> [Given records]:
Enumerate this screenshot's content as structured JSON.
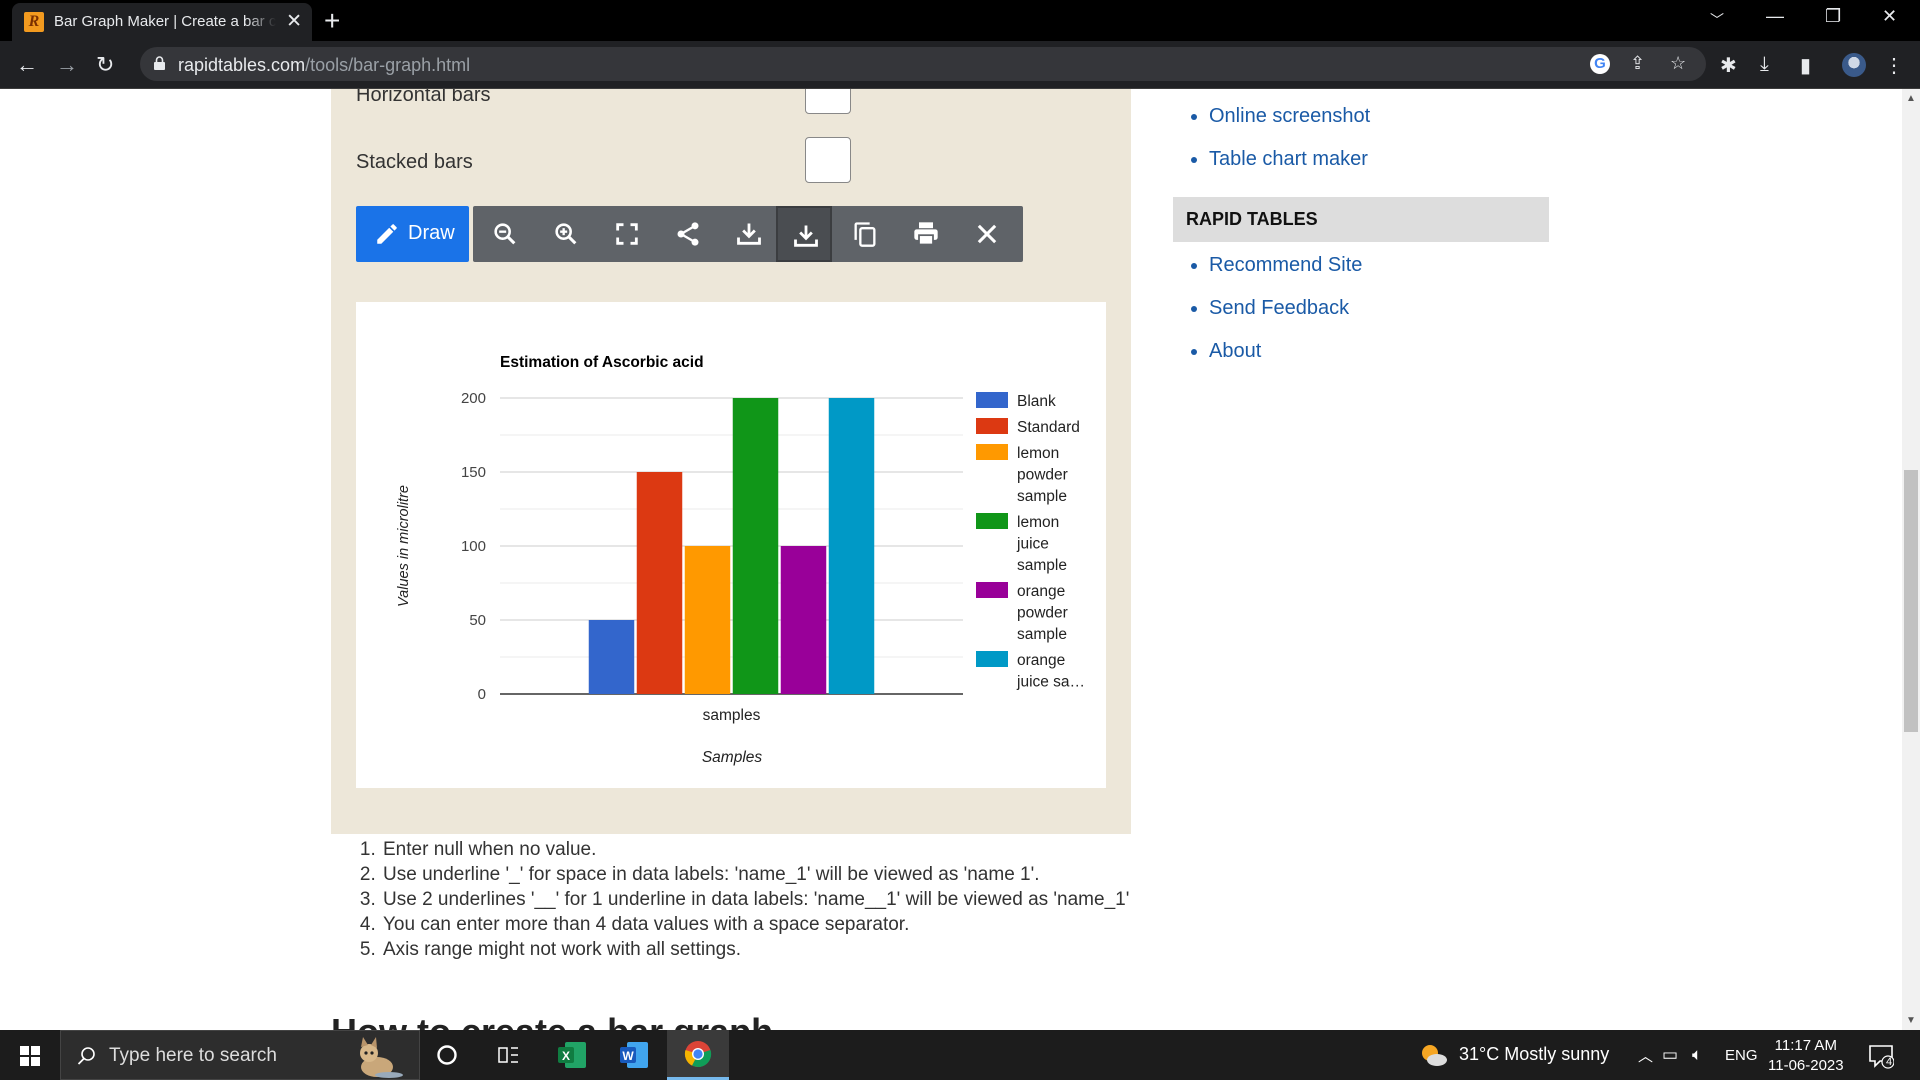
{
  "browser": {
    "tab_title": "Bar Graph Maker | Create a bar chart online",
    "url_host": "rapidtables.com",
    "url_path": "/tools/bar-graph.html",
    "icons": [
      "back-icon",
      "forward-icon",
      "reload-icon",
      "lock-icon",
      "google-icon",
      "share-icon",
      "star-icon",
      "extensions-icon",
      "download-icon",
      "sidepanel-icon",
      "menu-icon"
    ]
  },
  "options": {
    "horizontal_label": "Horizontal bars",
    "stacked_label": "Stacked bars"
  },
  "toolbar": {
    "draw_label": "Draw",
    "buttons": [
      "zoom-out",
      "zoom-in",
      "fullscreen",
      "share",
      "download-image",
      "download-file",
      "copy",
      "print",
      "close"
    ]
  },
  "chart_data": {
    "type": "bar",
    "title": "Estimation of Ascorbic acid",
    "xlabel": "Samples",
    "ylabel": "Values in microlitre",
    "categories": [
      "samples"
    ],
    "ylim": [
      0,
      200
    ],
    "yticks": [
      "0",
      "50",
      "100",
      "150",
      "200"
    ],
    "legend_position": "right",
    "series": [
      {
        "name": "Blank",
        "values": [
          50
        ],
        "color": "#3366cc"
      },
      {
        "name": "Standard",
        "values": [
          150
        ],
        "color": "#dc3912"
      },
      {
        "name": "lemon powder sample",
        "values": [
          100
        ],
        "color": "#ff9900"
      },
      {
        "name": "lemon juice sample",
        "values": [
          200
        ],
        "color": "#109618"
      },
      {
        "name": "orange powder sample",
        "values": [
          100
        ],
        "color": "#990099"
      },
      {
        "name": "orange juice sample",
        "values": [
          200
        ],
        "color": "#0099c6"
      }
    ],
    "legend_lines": [
      [
        "Blank"
      ],
      [
        "Standard"
      ],
      [
        "lemon",
        "powder",
        "sample"
      ],
      [
        "lemon",
        "juice",
        "sample"
      ],
      [
        "orange",
        "powder",
        "sample"
      ],
      [
        "orange",
        "juice sa…"
      ]
    ]
  },
  "notes": [
    "Enter null when no value.",
    "Use underline '_' for space in data labels: 'name_1' will be viewed as 'name 1'.",
    "Use 2 underlines '__' for 1 underline in data labels: 'name__1' will be viewed as 'name_1'",
    "You can enter more than 4 data values with a space separator.",
    "Axis range might not work with all settings."
  ],
  "next_heading": "How to create a bar graph",
  "sidebar": {
    "links_top": [
      "Online screenshot",
      "Table chart maker"
    ],
    "section_title": "RAPID TABLES",
    "links_bottom": [
      "Recommend Site",
      "Send Feedback",
      "About"
    ]
  },
  "taskbar": {
    "search_placeholder": "Type here to search",
    "weather": "31°C  Mostly sunny",
    "lang": "ENG",
    "time": "11:17 AM",
    "date": "11-06-2023",
    "notifications": "4"
  }
}
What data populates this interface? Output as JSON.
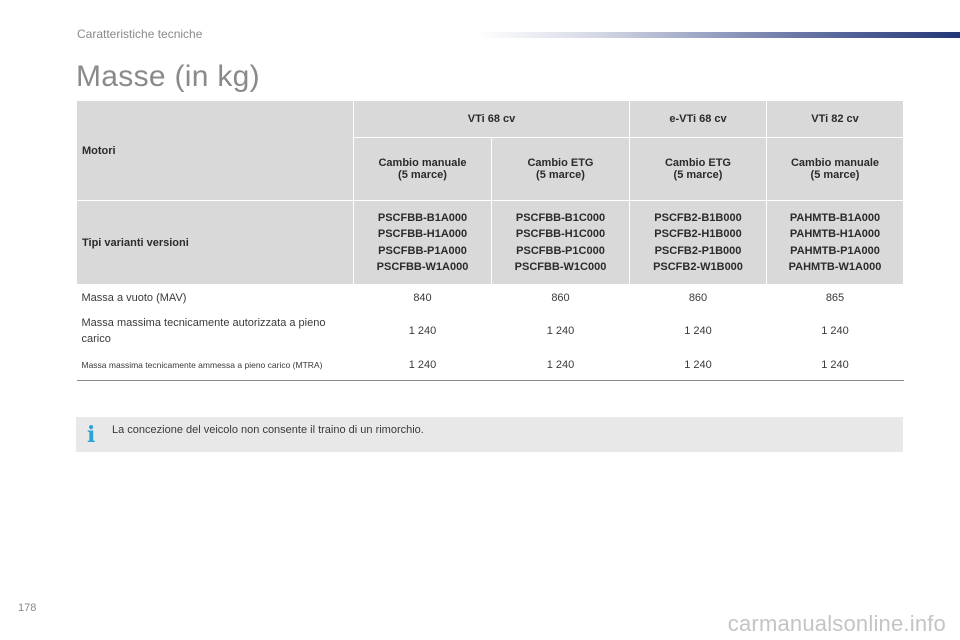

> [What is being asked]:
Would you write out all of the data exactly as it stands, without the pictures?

> [Solution for this exercise]:
Enumerate this screenshot's content as structured JSON.
{
  "browser": {
    "tab_title": "Bar Graph Maker | Create a bar chart online",
    "url_host": "rapidtables.com",
    "url_path": "/tools/bar-graph.html",
    "icons": [
      "back-icon",
      "forward-icon",
      "reload-icon",
      "lock-icon",
      "google-icon",
      "share-icon",
      "star-icon",
      "extensions-icon",
      "download-icon",
      "sidepanel-icon",
      "menu-icon"
    ]
  },
  "options": {
    "horizontal_label": "Horizontal bars",
    "stacked_label": "Stacked bars"
  },
  "toolbar": {
    "draw_label": "Draw",
    "buttons": [
      "zoom-out",
      "zoom-in",
      "fullscreen",
      "share",
      "download-image",
      "download-file",
      "copy",
      "print",
      "close"
    ]
  },
  "chart_data": {
    "type": "bar",
    "title": "Estimation of Ascorbic acid",
    "xlabel": "Samples",
    "ylabel": "Values in microlitre",
    "categories": [
      "samples"
    ],
    "ylim": [
      0,
      200
    ],
    "yticks": [
      "0",
      "50",
      "100",
      "150",
      "200"
    ],
    "legend_position": "right",
    "series": [
      {
        "name": "Blank",
        "values": [
          50
        ],
        "color": "#3366cc"
      },
      {
        "name": "Standard",
        "values": [
          150
        ],
        "color": "#dc3912"
      },
      {
        "name": "lemon powder sample",
        "values": [
          100
        ],
        "color": "#ff9900"
      },
      {
        "name": "lemon juice sample",
        "values": [
          200
        ],
        "color": "#109618"
      },
      {
        "name": "orange powder sample",
        "values": [
          100
        ],
        "color": "#990099"
      },
      {
        "name": "orange juice sample",
        "values": [
          200
        ],
        "color": "#0099c6"
      }
    ],
    "legend_lines": [
      [
        "Blank"
      ],
      [
        "Standard"
      ],
      [
        "lemon",
        "powder",
        "sample"
      ],
      [
        "lemon",
        "juice",
        "sample"
      ],
      [
        "orange",
        "powder",
        "sample"
      ],
      [
        "orange",
        "juice sa…"
      ]
    ]
  },
  "notes": [
    "Enter null when no value.",
    "Use underline '_' for space in data labels: 'name_1' will be viewed as 'name 1'.",
    "Use 2 underlines '__' for 1 underline in data labels: 'name__1' will be viewed as 'name_1'",
    "You can enter more than 4 data values with a space separator.",
    "Axis range might not work with all settings."
  ],
  "next_heading": "How to create a bar graph",
  "sidebar": {
    "links_top": [
      "Online screenshot",
      "Table chart maker"
    ],
    "section_title": "RAPID TABLES",
    "links_bottom": [
      "Recommend Site",
      "Send Feedback",
      "About"
    ]
  },
  "taskbar": {
    "search_placeholder": "Type here to search",
    "weather": "31°C  Mostly sunny",
    "lang": "ENG",
    "time": "11:17 AM",
    "date": "11-06-2023",
    "notifications": "4"
  }
}
What data populates this interface? Output as JSON.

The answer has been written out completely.